Needless to say, a band like ours was aware of Mickey Dunn’s failure rate and avoided him like the plague. We didn’t want to be associated with failure at that rate. And apart from the odd set of impressionable Emo kids, so did every other musician trying to get a deal. So Mickey must have well reached the bottom of the barrel when he put forward his own sister as a possible recording artist.
‘Oh Mickey wants me to help her write and record some songs,’ Joe answered my question sheepishly.
‘What for?’ I asked. ‘Has she got a deal or anything? I mean, can she even sing? Has she even got an act?’
‘Oh I don’t know,’ he replied, with some irritation. ‘Who knows with Mickey?’
Joe was truly starting to infuriate me.
‘So that’s preferable over us, is it?’ I said, my voice starting to crack. ‘When our songs are written, rehearsed and ready to go?’
Now it was Joe’s throat that was going dry.
‘It’s just that Mickey has promised me a bit of cash and I really need the money,’ he protested.
‘And I don’t?’
‘Look Jon,’ he tried to reason. ‘Even if we started in the studio tomorrow, you still wouldn’t be any nearer to getting any money.’
He was technically right, because I wouldn’t see any money from my publishing deal until the record had been made, distributed, promoted and sold. But he was patronising me now.
‘Yeah, well, if we’d made a start six weeks ago as you promised, we’d be six weeks closer, wouldn’t we!’ I said, provocatively.
‘You know that I’ve had trouble, what with Jake never being available when I need him and then Mickey asking me to do him this favour.’
‘But that’s got nothing to do with us, has it?’ I objected. ‘Why should somebody like Mickey Dunn’s sister, who I don’t even know, dictate my life?’
Silence. He knew the answer. It shouldn’t.
‘All I can say is be patient,’ he sniffed. ‘I know it’s painful, but we’ll get there in the end.’
I didn’t know what to say or how to react and suddenly felt very tired. Joe didn’t care – he didn’t have to care. He had the Golden Goose that was Jake Beckford, and then every eighteen months or so he’s have another ex-boy or ex-girlband member waving an advances cheque in his face, desperately looking for a producer to help them launch their solo career.
‘Yeah, well, give us a call when you’ve got a better idea of a date then,’ I said wearily, sloshing ‘round the remnants of cold tea in my mug.
‘All right.
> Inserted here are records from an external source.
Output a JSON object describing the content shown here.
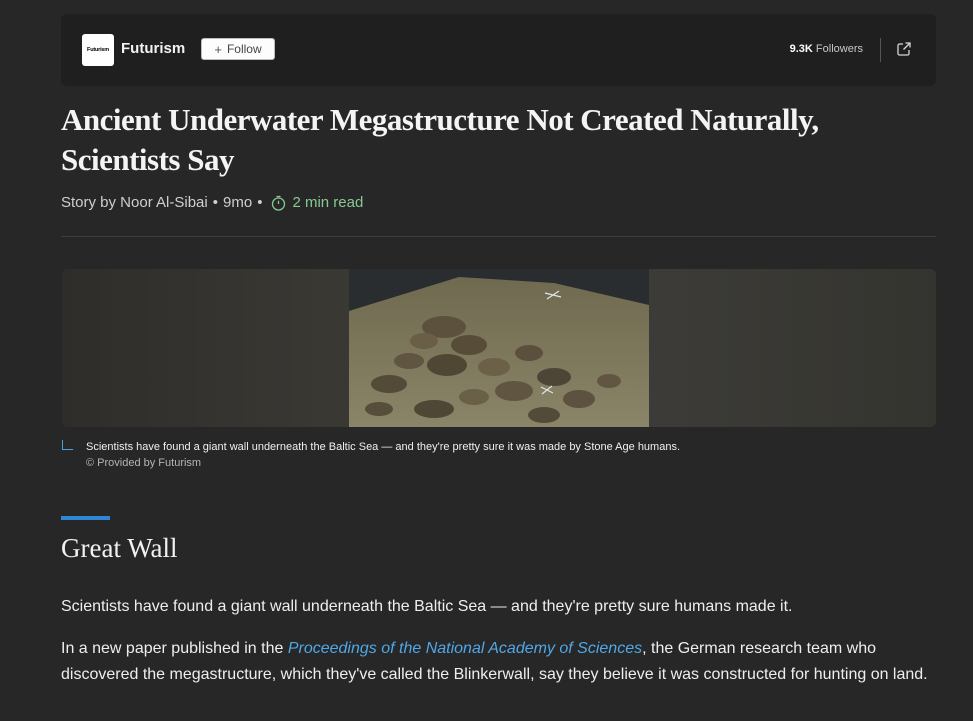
{
  "publisher": {
    "logo_text": "Futurism",
    "name": "Futurism",
    "follow_plus": "+",
    "follow_label": "Follow",
    "followers_count": "9.3K",
    "followers_label": "Followers"
  },
  "article": {
    "headline": "Ancient Underwater Megastructure Not Created Naturally, Scientists Say",
    "byline_author": "Story by Noor Al-Sibai",
    "separator": "•",
    "age": "9mo",
    "read_time": "2 min read"
  },
  "image": {
    "caption": "Scientists have found a giant wall underneath the Baltic Sea — and they're pretty sure it was made by Stone Age humans.",
    "credit": "© Provided by Futurism"
  },
  "body": {
    "section_heading": "Great Wall",
    "paragraph1": "Scientists have found a giant wall underneath the Baltic Sea — and they're pretty sure humans made it.",
    "paragraph2_prefix": "In a new paper published in the ",
    "paragraph2_link": "Proceedings of the National Academy of Sciences",
    "paragraph2_suffix": ", the German research team who discovered the megastructure, which they've called the Blinkerwall, say they believe it was constructed for hunting on land."
  },
  "colors": {
    "background": "#272727",
    "panel": "#1f1f1f",
    "accent": "#2f86d6",
    "read_time": "#86c995",
    "link": "#4fa8e8"
  },
  "icons": [
    "share-icon",
    "timer-icon",
    "caption-corner-icon",
    "plus-icon"
  ]
}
Stay in touch,’ said Joe, who sounded like he’d resumed his tapping. ‘And ‘hi’ to Millie!’
I slammed the phone down on him – that is, if you can slam down a mobile. I stared furiously at the handset, trying to send some angry thought waves in Joe’s direction. Now I had the thankless task of telling Millie that the recording date was postponed again, and I had no idea when we’d be actually starting the sessions in the future.
Everybody’s on Top Of The Pops
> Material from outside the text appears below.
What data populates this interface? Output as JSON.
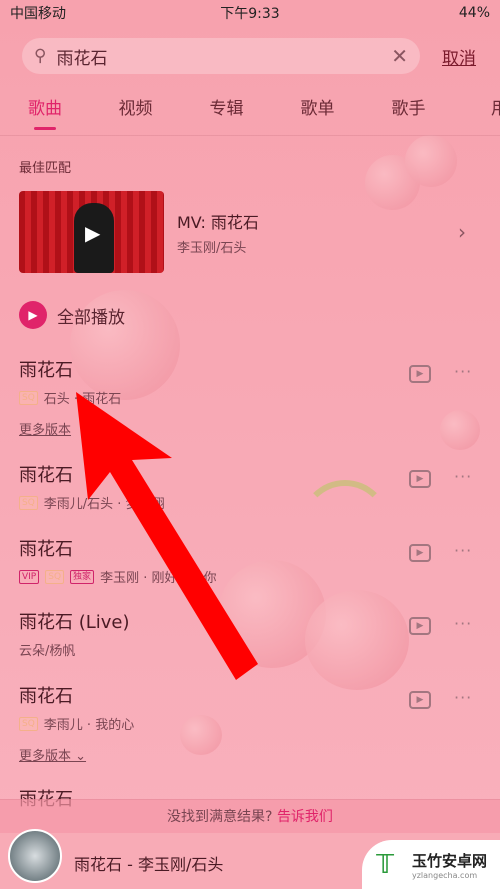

The reality of the music business had hit hard. My teenage dreams of Top of the Pops and touring the world remained just that – teenage dreams, and they seemed as far away now as ever. What made it worse, was that this was my pop industry; the one I had invested my entire youth into, my inspiration, my very reason for being. How can you love something you hate so much? The back stabbing and bitching had become part and parcel of the job, and Millie and I were now as cynical and screwed up as the rest of them. When we signed our first record deal we thought we’d made it, but it didn’t take us long to work out that even with the best legal advise in the world, you still couldn’t stop someone being an arsehole.